That the bill be now read a second time.
This bill repeals the Complaints (Australian Federal Police) Act 1981 and inserts a new part into the Australian Federal Police Act 1979 to modernise the complaints and professional standards regime within the Australian Federal Police. The bill also amends the Ombudsman Act 1976 to align the Ombudsman's administrative review role over the AFP more closely with the role it has in relation to other Australian government agencies.
In 2002 the Commissioner of the AFP commissioned the Hon. William Fisher to review the AFP complaints and professional standards regime. Fisher found that the AFP's current disciplinary system is inconsistent with modern management practices and the organisational needs of the AFP, and that its focus on punitive outcomes, adversarial structure and formalised processes has caused delay and unnecessary dispute. He recommended that the AFP adopt a managerial approach to performance issues, backed by the sanctions of dismissal and criminal prosecution in serious cases. This bill implements the bulk of Fisher's recommendations.
It provides for a new professional standards regime for the AFP which will categorise all matters raised in relation to AFP professional standards according to their nature and seriousness. Minor complaints will be dealt with by local managers, and may be addressed by educational and other non-punitive remedial measures. More serious complaints, including some corruption issues, will be investigated by the AFP's professional standards unit and may result in criminal charges or a recommendation for termination of employment. Corruption issues will also be notified to the Integrity Commissioner under the Law Enforcement Integrity Commissioner Bill. Within this graduated approach, there will be scope for matters initially classified at a particular level to be transferred to another agency as investigation proceeds.
The primary responsibility for the resolution of AFP complaint and professional conduct issues will rest with the AFP. The bill places an obligation on the AFP Commissioner to ensure that appropriate action is taken to deal with all AFP conduct and practices issues.
The bill revises the role of the Ombudsman. The Ombudsman will retain the capacity to intervene in serious cases and will have a review role in relation to the AFP's administration of the new act. The Ombudsman will no longer be required to be directly involved in the investigation of all complaints. This will enable the Ombudsman to focus resources on more serious matters. The bill provides for review by the Ombudsman of the AFP's handling of conduct and practices issues, both annually and on an ad hoc basis.

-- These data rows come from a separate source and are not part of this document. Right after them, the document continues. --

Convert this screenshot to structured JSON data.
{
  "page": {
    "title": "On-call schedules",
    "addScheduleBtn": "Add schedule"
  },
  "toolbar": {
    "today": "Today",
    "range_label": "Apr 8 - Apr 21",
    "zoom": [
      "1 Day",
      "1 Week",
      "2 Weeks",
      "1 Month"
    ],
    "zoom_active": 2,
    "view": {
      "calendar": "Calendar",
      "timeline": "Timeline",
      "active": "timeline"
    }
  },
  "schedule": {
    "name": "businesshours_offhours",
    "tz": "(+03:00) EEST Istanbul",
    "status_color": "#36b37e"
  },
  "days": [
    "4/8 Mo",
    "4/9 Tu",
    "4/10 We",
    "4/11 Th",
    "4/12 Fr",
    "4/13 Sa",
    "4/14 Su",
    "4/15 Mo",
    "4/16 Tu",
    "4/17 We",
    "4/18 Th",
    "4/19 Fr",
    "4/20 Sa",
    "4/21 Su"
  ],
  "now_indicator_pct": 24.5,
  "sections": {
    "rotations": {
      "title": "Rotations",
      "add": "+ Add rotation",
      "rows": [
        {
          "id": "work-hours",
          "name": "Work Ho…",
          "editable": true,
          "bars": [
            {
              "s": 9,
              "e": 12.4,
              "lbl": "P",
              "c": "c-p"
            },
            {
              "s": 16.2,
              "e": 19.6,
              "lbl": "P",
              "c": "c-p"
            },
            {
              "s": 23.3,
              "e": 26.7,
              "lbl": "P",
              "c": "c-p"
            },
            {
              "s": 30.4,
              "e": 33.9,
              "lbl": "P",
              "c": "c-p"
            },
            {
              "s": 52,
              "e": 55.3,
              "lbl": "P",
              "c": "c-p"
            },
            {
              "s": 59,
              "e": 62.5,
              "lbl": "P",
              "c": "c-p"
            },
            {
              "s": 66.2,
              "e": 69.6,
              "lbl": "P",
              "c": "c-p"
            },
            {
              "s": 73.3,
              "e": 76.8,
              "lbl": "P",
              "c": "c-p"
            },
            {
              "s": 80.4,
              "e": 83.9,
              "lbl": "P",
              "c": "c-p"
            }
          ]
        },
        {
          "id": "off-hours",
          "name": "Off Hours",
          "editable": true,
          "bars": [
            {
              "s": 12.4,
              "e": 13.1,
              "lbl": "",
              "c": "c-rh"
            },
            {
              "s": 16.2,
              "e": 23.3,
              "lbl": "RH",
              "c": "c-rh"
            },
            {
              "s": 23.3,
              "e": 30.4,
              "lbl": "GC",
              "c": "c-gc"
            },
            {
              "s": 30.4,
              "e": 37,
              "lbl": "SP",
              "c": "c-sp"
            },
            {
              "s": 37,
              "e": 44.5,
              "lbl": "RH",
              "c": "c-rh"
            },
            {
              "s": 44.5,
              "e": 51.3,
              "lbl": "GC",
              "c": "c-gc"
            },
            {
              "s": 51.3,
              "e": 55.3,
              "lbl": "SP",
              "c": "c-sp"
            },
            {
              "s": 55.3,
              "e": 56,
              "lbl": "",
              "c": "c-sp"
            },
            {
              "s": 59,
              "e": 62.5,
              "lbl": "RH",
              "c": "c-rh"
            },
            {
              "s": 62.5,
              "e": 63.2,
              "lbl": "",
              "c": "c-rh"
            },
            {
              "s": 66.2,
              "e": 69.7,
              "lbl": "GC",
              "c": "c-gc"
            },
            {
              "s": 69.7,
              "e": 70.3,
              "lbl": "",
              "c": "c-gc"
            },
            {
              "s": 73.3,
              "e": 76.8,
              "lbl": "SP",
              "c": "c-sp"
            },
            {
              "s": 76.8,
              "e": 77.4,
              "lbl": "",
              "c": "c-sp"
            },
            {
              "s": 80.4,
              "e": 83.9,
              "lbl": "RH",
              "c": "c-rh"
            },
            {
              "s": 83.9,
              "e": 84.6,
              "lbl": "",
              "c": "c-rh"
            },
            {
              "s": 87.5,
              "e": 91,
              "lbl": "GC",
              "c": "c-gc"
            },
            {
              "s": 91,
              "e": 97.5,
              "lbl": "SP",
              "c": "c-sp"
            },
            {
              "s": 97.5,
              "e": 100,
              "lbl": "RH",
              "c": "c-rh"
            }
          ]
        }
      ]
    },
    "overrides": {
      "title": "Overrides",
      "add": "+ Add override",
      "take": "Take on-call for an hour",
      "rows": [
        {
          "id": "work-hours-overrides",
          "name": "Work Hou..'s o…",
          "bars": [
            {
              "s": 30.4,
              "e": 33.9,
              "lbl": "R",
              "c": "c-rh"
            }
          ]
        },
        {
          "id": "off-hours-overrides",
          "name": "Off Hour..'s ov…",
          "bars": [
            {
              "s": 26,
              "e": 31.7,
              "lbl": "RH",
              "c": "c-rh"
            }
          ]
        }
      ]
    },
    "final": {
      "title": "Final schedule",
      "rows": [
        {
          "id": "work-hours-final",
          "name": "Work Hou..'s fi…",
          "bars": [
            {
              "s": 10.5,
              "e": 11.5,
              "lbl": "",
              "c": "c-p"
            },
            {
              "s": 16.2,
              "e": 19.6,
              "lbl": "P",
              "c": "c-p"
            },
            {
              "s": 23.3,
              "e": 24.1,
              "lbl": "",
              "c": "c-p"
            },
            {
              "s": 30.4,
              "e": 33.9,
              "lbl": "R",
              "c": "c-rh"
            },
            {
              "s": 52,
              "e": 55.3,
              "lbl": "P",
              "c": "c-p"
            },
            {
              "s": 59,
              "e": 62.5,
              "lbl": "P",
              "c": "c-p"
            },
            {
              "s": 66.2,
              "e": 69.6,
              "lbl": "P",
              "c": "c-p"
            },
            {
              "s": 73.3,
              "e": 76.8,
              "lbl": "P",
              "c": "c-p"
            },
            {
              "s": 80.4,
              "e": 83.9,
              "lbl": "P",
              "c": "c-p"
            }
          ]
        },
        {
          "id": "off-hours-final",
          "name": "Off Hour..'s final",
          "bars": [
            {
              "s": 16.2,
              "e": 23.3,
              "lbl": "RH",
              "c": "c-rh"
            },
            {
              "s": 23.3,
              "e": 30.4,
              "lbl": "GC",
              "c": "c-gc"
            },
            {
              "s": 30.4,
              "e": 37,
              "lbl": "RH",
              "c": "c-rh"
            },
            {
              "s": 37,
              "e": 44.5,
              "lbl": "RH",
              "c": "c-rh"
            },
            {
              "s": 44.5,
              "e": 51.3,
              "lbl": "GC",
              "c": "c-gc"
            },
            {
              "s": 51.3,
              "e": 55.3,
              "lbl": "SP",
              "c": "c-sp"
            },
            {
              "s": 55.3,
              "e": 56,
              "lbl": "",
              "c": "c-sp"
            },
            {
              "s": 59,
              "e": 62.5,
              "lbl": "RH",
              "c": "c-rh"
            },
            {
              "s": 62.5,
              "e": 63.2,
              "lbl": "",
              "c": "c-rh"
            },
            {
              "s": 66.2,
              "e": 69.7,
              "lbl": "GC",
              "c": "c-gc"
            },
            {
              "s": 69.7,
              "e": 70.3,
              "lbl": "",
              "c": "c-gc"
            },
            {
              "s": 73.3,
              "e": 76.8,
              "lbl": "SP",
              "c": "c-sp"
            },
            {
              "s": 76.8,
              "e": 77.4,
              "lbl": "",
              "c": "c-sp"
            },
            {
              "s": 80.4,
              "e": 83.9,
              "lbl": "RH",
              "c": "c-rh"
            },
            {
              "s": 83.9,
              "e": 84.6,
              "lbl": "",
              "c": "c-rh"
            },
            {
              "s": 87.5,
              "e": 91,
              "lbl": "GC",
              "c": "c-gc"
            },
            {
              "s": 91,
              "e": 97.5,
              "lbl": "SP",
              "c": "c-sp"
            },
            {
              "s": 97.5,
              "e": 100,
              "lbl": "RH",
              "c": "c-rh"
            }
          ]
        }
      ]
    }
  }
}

Overall, these changes will produce a system that is far less adversarial, faster and significantly more efficient. This system will prove more satisfactory not only for the AFP and the Ombudsman but also for people who raise complaints about actions taken by the AFP.
I commend the bill to the House and present the explanatory memorandum.
Debate (on motion by Ms Roxon) adjourned.